Greetings from Russia :)

Hello everybody!
My name is Galya and I come from Russia as you may see from the name of the topic. I found this forum accidentally when I was trying to find out the difference between phrases “I like it more” and “I like it better”. And here I saw a very good explanation of it, so I decided to stay here for a little longer. I see that it’s possible to record a voice message here and I just couldn’t resist it. :slight_smile:

As for me, I’m a student of International Business. I’m studying economy, English, German language and a lot of other subjects which are not really that necessary. I have been studying English since 9 years old and, fortunately, I had and still have good teachers. I am very grateful to them because now when I speak to somebody, people can easily understand me. Hopefully, it easy for you too. :wink:

I’ve registered here to improve my pronunciation. I know I have a Slavonic accent and I would like to get rid of it or at least to make it less evident.

Sorry if I took too much of your time and thank you for wasting it on me. :slight_smile:

Hello there,
Yes, you are right! Your accent is very obvious, I could tell you are from Russia or at least from a country like one from the Baltic States, Ukraine or Belarus. I am from Romania and my language permits me to easily gain any kind of English accent. I like the American one but I’ll be soon using the British one all day long. My advice to you is to take a long English word, put someone to pronounce it properly (or use an automated script) and then repeat it part by part. It’s the way I learned German and Russian at the basic levels without too much fuss and I bet it will work for your English as well!

Galya, as an American English native speaker, I think your accent is very subtle. Our neighbors are from Slovakia and although they have lived here for over 10 years, their accent is still stronger than yours. I do notice that many Russian speakers often leave out the a and the articles - I think I heard you do it at least twice in your recording. I agree with Jimmy to go with the British accent over the American one - I think it increases your apparent IQ by at least 10 or 15 points. :wink:

Thank you Jimmy and Luschen. I’m sorry if I’ve pronounced your screen names in a wrong way.
In most of Russian universities British English is taught. At least we think that we learn British English. In fact, the only appropriate name I can give to this variant of the great international language is “Russian English”. :slight_smile: What I really want to know is which of the sounds I pronounce in a wrong way. If there are no English sounds in my speech at all, don’t hesitate to tell me. :wink:
As for the articles left off, I think there might be something wrong with my microphone - when I played the voice message back I could clearly hear that it kept skipping parts one second long every 10 seconds or so. Though the most likely reason is that I indeed don’t pronounce the articles properly enough.

By the way, do you think it will be okay for me to read aloud some texts from my student’s book here?

I listened again to your introduction and I now listened to your reply here.
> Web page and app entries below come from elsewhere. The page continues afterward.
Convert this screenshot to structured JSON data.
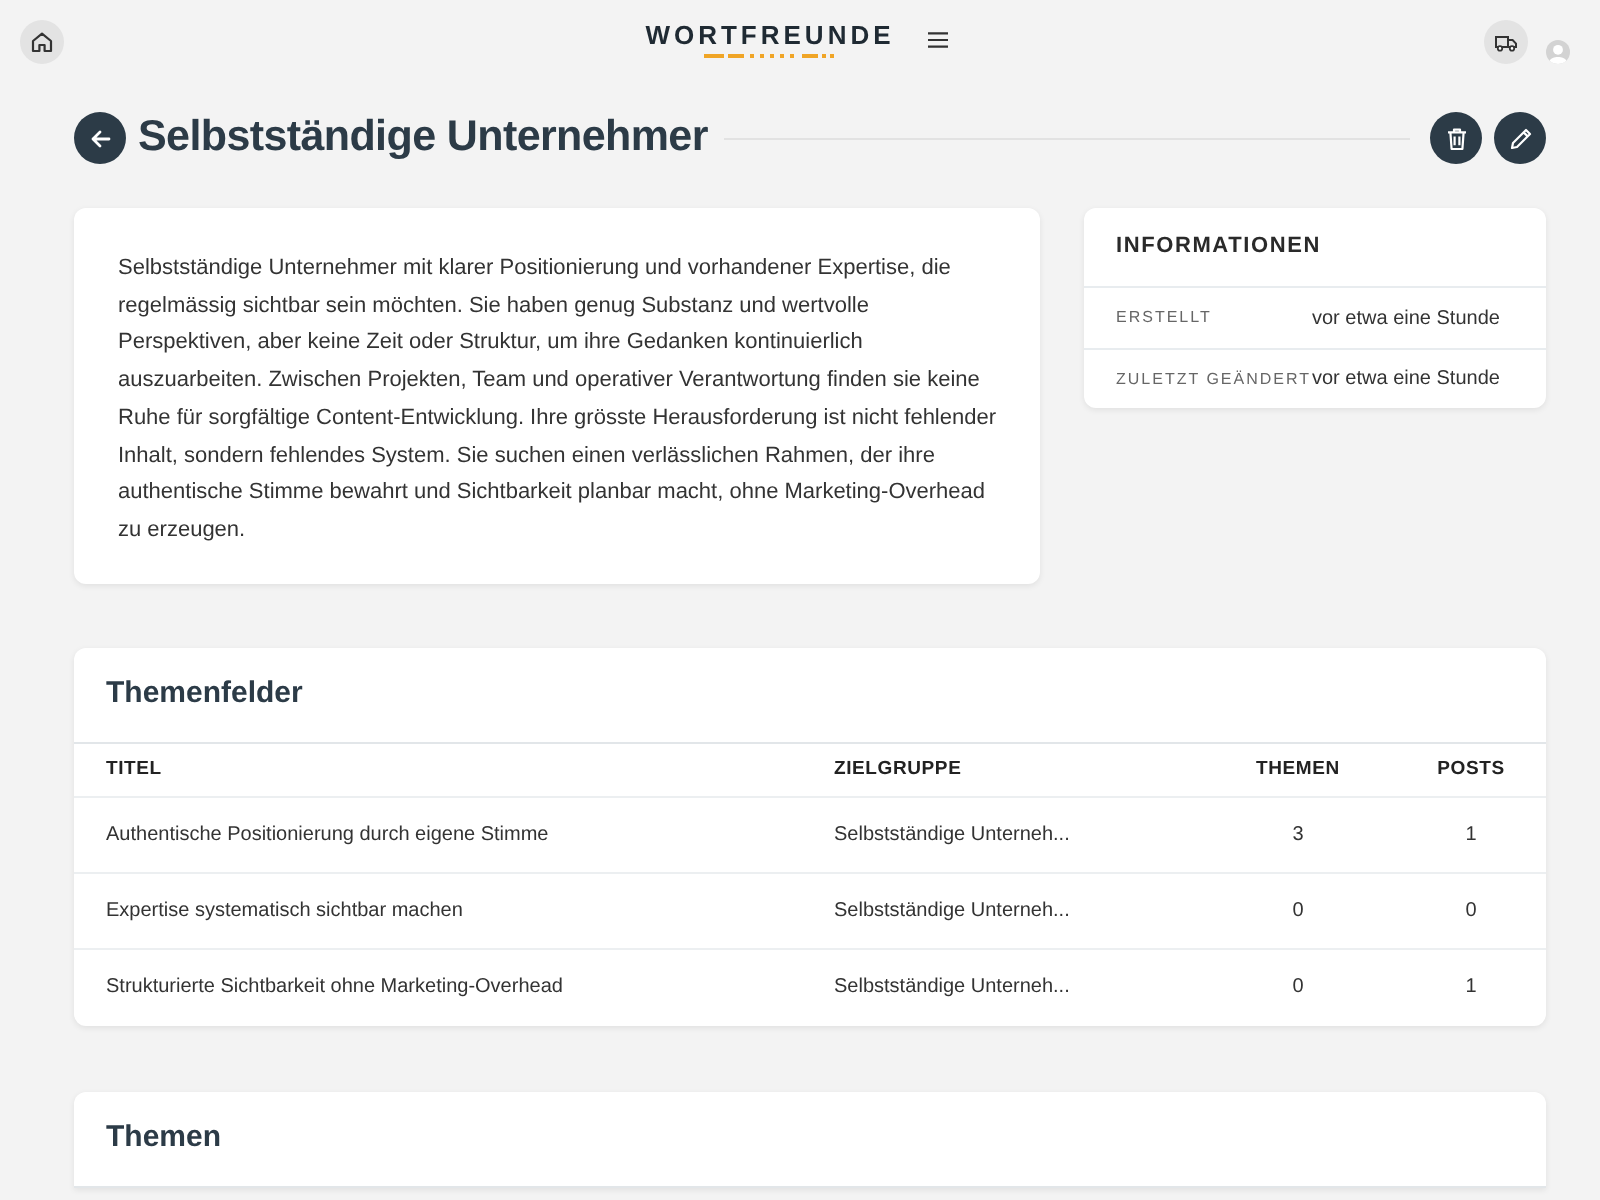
{
  "top_bar": {
    "logo": "WORTFREUNDE"
  },
  "header": {
    "title": "Selbstständige Unternehmer"
  },
  "description": "Selbstständige Unternehmer mit klarer Positionierung und vorhandener Expertise, die regelmässig sichtbar sein möchten. Sie haben genug Substanz und wertvolle Perspektiven, aber keine Zeit oder Struktur, um ihre Gedanken kontinuierlich auszuarbeiten. Zwischen Projekten, Team und operativer Verantwortung finden sie keine Ruhe für sorgfältige Content-Entwicklung. Ihre grösste Herausforderung ist nicht fehlender Inhalt, sondern fehlendes System. Sie suchen einen verlässlichen Rahmen, der ihre authentische Stimme bewahrt und Sichtbarkeit planbar macht, ohne Marketing-Overhead zu erzeugen.",
  "info": {
    "title": "INFORMATIONEN",
    "rows": [
      {
        "label": "ERSTELLT",
        "value": "vor etwa eine Stunde"
      },
      {
        "label": "ZULETZT GEÄNDERT",
        "value": "vor etwa eine Stunde"
      }
    ]
  },
  "themenfelder": {
    "title": "Themenfelder",
    "columns": [
      "TITEL",
      "ZIELGRUPPE",
      "THEMEN",
      "POSTS"
    ],
    "rows": [
      [
        "Authentische Positionierung durch eigene Stimme",
        "Selbstständige Unterneh...",
        "3",
        "1"
      ],
      [
        "Expertise systematisch sichtbar machen",
        "Selbstständige Unterneh...",
        "0",
        "0"
      ],
      [
        "Strukturierte Sichtbarkeit ohne Marketing-Overhead",
        "Selbstständige Unterneh...",
        "0",
        "1"
      ]
    ]
  },
  "themen": {
    "title": "Themen"
  }
}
I’m not a native speaker like Luschen to notice the smallest article lacking, but I did figure out an issue in your speaking, and that will be fluency! When you speak in English, you tend to do this in a jerky manner. You seem to be strained when you speak, this making your speech a little unnatural. Try and relax, feel like you’re speaking to a friend about something, try and concentrate more on what you say and less on how you say it!
Hopefully, you can be easily understood but there is still room for improvement!

Gayla, once again, I think you are doing a great job in your English pronunciation. As you can tell, I have a Southern American accent, so I may not be the best qualified to comment on your pronunciation. Some words that struck me as perhaps a little off were screen, know, off, phone, and skipping. Some words you pronounce more in an American English style, then the next word sounds more British. It is not irritating to listen to at all though. You sound a lot like a radio announcer - very authoritative. As we say here in Nashville, Tennessee, see y’all later!

Sorry, Galya, I mispronounced your name. Galya is very unusual in the US while Gayla is pretty common. My last name is pronounced Luschen, although many native speakers have trouble with it because it is German

Sorry, I beg to differ!
Having a good North American accent will make anybody sound very intelligent too.
And you as an American must know that there is a multitude of accents in the US (as well as in the UK, by the way) so there’s no “THE American accent”.

Hello again! I’m sorry that I’ve left you for so long, but I’ve been quite busy at the Uni and still I am. Thank you for your comments. I will mostly be visiting the “listening and speaking” section of this forum.
See you there and good luck everybody! :wink:

Hello everbody.

My name is Zahir Makan. I am a new comer to this forum. I am from United Kingdom. I know that everybody thinks that the poppulation of United Kindom does not need an invatation to this forum because they all think that they all are very good at speaking and writing English. But I am one them does not agree with this comment and fact. My English is realy poor and I need help from all of you. I would also like to make an freindship with you guys. Before you guys ask I that if I am a Muslim or not the answer is yes. I know that religon is nothing to do with this forum, but I respect all religons.

Thank you all

Helo Makan,

Welcome to the forums.

There are a number of members here who live in the UK or the USA but are not native English speakers. I don’t believe anyone thinks they should not have membership here. Good luck with learning better English!